Rutigliano (Italy) A medieval town with a long tradition in the production of handcrafted terracotta
Living a passion it's like breathing to me: you can't help it!
I love to travel and taking photos and to transmit through them every emotion that I've experienced in seeing place that have a lot to say!
With this post I will therefore continue my journey through the many medieval villages in the province of Bari in the most authentic and unspoilt Apulia region (in the south of Italy).
To do it as well as possible, I took advantage of a morning off and of a very beautiful day from the meteorological point of view.
I will not hide from you that I've been keeping my photo backpack and I got everything I need in it.
If we talk about tradition, it's impossible not to talk about Rutigliano!
This small town of just over 16 thousand inhabitants has a long historical tradition in the artisan manufacture of the terra-cotta and of the whistles in particular.
Every year a Terra-cotta Whistle Festival is hosted in the town and during this event hundreds of thousands of visitors come to Rutigliano!
On that occasion there is also a competition at which the most beautiful whistle of the year be rewarded... a folk show really appreciated by visitors!
In my opinion, the most beautiful way to get in touch with this small village was to start walking through the narrow streets of the beautiful old town in which I perceived the historical importance of this place.
The origin of Rutigliano is certainly dating back to the Middle Ages, the time in history when agricultural populations moved from countryside towards the emerging villages built around an important place, often represented by a Basilica or an important Church but also a Civil Power.
Rutigliano confirms this historical evidence; it is in a panoramic position on a hill to dominate the surrounding territory and its historic center was built around the mother Church of Santa Maria della Colonna and San Nicola (whom I shall speak to you in a next post).

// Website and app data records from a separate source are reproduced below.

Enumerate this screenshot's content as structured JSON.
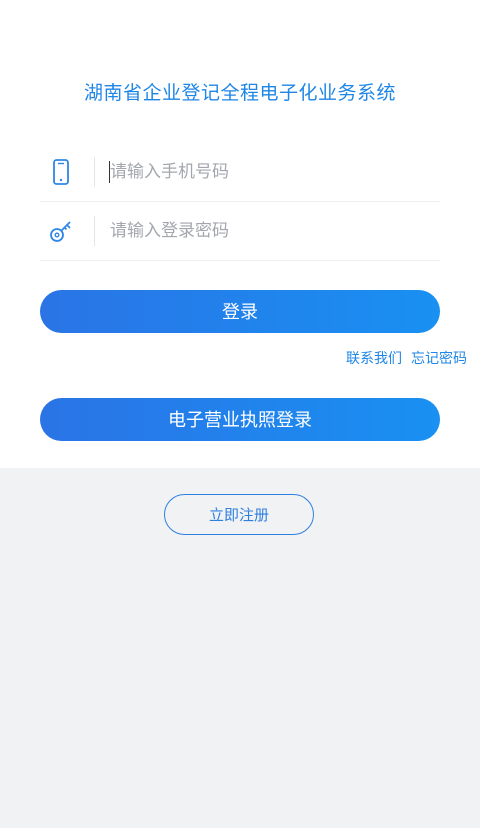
{
  "app": {
    "title": "湖南省企业登记全程电子化业务系统"
  },
  "form": {
    "phone_placeholder": "请输入手机号码",
    "password_placeholder": "请输入登录密码",
    "phone_icon": "mobile-phone-icon",
    "password_icon": "key-icon"
  },
  "actions": {
    "login_label": "登录",
    "contact_label": "联系我们",
    "forgot_label": "忘记密码",
    "license_login_label": "电子营业执照登录",
    "register_label": "立即注册"
  },
  "colors": {
    "accent": "#1f86e6",
    "button_gradient_start": "#2a74e6",
    "button_gradient_end": "#1990f2",
    "page_background": "#f1f2f4"
  }
}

In the village there are many historical palaces of which it is impossible not to notice the extraordinary beauty of the exteriors and that belonged to prominent and influential families who have been alternating over the centuries.
In an alley behind the mother Church I stumbled upon what I then I found out was Antonelli Palace.

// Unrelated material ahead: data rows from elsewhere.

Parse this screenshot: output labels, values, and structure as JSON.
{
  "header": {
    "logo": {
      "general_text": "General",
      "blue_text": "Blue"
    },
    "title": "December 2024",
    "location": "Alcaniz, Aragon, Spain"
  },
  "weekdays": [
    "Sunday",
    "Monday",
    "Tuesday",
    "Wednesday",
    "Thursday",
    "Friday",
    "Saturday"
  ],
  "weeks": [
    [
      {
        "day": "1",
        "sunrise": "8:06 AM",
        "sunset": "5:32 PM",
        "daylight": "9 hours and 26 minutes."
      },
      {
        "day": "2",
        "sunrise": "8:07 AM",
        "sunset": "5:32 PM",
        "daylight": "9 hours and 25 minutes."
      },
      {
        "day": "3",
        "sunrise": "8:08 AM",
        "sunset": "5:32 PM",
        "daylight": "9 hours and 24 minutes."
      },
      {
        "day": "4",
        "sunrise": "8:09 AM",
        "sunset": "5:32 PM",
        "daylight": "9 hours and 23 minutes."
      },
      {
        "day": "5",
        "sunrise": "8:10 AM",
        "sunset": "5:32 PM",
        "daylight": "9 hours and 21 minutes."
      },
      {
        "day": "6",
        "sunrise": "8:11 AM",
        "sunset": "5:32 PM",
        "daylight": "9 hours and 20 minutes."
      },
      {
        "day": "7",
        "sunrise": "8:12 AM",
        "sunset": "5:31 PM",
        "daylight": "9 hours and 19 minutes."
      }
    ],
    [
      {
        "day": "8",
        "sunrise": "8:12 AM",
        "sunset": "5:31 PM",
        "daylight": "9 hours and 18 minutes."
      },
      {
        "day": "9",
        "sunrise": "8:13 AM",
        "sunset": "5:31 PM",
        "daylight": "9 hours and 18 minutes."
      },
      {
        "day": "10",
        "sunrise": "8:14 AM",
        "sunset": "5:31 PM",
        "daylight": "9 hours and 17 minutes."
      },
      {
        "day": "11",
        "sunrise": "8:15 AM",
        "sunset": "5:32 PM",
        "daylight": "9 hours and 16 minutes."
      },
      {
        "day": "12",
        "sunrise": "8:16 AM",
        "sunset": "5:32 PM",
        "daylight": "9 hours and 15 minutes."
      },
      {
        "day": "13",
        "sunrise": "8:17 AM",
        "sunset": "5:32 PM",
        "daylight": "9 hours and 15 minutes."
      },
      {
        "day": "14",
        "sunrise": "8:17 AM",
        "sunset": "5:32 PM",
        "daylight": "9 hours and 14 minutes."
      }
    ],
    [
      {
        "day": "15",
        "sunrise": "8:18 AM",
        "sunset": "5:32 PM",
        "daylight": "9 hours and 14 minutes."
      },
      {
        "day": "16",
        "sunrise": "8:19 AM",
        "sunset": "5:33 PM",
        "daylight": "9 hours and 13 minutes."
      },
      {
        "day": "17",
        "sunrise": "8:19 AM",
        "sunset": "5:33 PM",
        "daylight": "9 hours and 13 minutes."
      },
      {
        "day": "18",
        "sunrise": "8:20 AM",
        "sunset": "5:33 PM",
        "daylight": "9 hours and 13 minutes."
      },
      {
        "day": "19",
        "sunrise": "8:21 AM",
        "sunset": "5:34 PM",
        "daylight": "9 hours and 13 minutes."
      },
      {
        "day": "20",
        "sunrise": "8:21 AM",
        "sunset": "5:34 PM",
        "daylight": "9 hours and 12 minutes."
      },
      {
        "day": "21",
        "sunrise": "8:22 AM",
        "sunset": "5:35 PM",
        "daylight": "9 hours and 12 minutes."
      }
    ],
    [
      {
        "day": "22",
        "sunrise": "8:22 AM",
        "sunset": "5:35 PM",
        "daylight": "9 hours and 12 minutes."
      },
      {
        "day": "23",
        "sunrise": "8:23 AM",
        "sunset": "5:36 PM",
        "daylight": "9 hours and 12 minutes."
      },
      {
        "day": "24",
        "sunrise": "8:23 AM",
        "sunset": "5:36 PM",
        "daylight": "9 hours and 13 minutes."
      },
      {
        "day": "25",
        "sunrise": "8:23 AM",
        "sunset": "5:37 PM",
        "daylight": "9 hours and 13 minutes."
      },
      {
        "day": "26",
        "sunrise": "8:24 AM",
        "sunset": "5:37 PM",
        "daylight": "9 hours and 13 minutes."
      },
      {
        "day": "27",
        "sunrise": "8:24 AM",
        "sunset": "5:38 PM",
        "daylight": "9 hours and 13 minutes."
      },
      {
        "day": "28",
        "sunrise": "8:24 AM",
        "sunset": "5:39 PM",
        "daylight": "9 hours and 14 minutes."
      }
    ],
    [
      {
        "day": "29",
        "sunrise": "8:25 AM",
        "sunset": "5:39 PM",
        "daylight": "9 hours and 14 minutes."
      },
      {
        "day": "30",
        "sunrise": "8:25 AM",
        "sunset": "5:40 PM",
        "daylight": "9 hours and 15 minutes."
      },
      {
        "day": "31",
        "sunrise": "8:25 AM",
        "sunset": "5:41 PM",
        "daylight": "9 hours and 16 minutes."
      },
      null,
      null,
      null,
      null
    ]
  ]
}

If you are passionate about architecture, especially that dating back to the late Renaissance period, Antonelli Palace is an unmissable stop during a visit to Rutigliano.
I admit that I took a lot photos (many more than I have published in this post) because it absolutely fascinated me!
It is characterized by a central block with a loggia consisting of three arcades on mullions with corinthian capitals adorned with figures and decorated with puttoes.
You know, the facade is really remarkable and it's a worthy example how undervalued this village is from the touristic point of view.
Of course, Antonelli Palace is not the only example of a building inhabited by upper middle class of Rutigliano because scattered throughout the old town you can admire many others.
And in fact, continuing along the alley where I had admired Antonelli Palace, I’ve come to a pedestrian zone in which Catapano Palace caught my eye.
The term "Catapano" is an ever-recurring theme in the history of Southern Italy.... The origin of this term is linked to the figure of catapan, a provincial governor in the Byzantine Empire, even if after the year 1000 this term meant a high political and military official such as a governor, a judicial magistrates or a military officer.
The Catapano Palace therefore is nothing more than the seat of one of these high offices.
It's represented by an interesting architecture with its high donjon which immediately focused my attention.
I was saddened to have to say that instead of being a seat of a museum or anything like that, it is today a Pizzeria Restaurant.
Walking through the alley on the right of the Catapano palace, I found myself before an ancient arch across which there was what was supposed to be the court of the Norman castle!
I felt much moved when I came into this court, because I almost came into contact with the history of the place.
Actually, not much remain of the Castle except for the Norman Tower which is the bastion around which was originally built the whole castle. This happened around the year 1000.
Really eye catcher, with the tower rising above the historic centre, proud and majestic!
After standing by and watching and photograph the tower from every possible angle, understanding why it has de facto become the town's symbol, I continued my walk through clean and well kept alleys from which it is possible to enjoy wonderful glimpses of the bell tower of the Mother church or dwellings with a rich history dating back to past centuries.
Like every medieval village risen around an important church, Rutigliano has many testimonies of the locals' faith; even here I had the opportunity to admire the classical votive aediculas (very widespread in the southern Italy) or religious paintings.
But that didn't really surprise me much. Rutigliano it's not just craftsmanship of the objects in terra-cotta and whistles.. in fact, this village earned the title of "City of Art" since 2010 and this because of the priceless heritage of historical, cultural, artistic and monumental elements.
It's really a very interesting place to visit that I would recommend to anyone like art and architecture, but also to history lovers.. I liked it very much!
Some photos contain some Lightroom post processing.
All rights reserved.
View this post on TravelFeed for the best experience.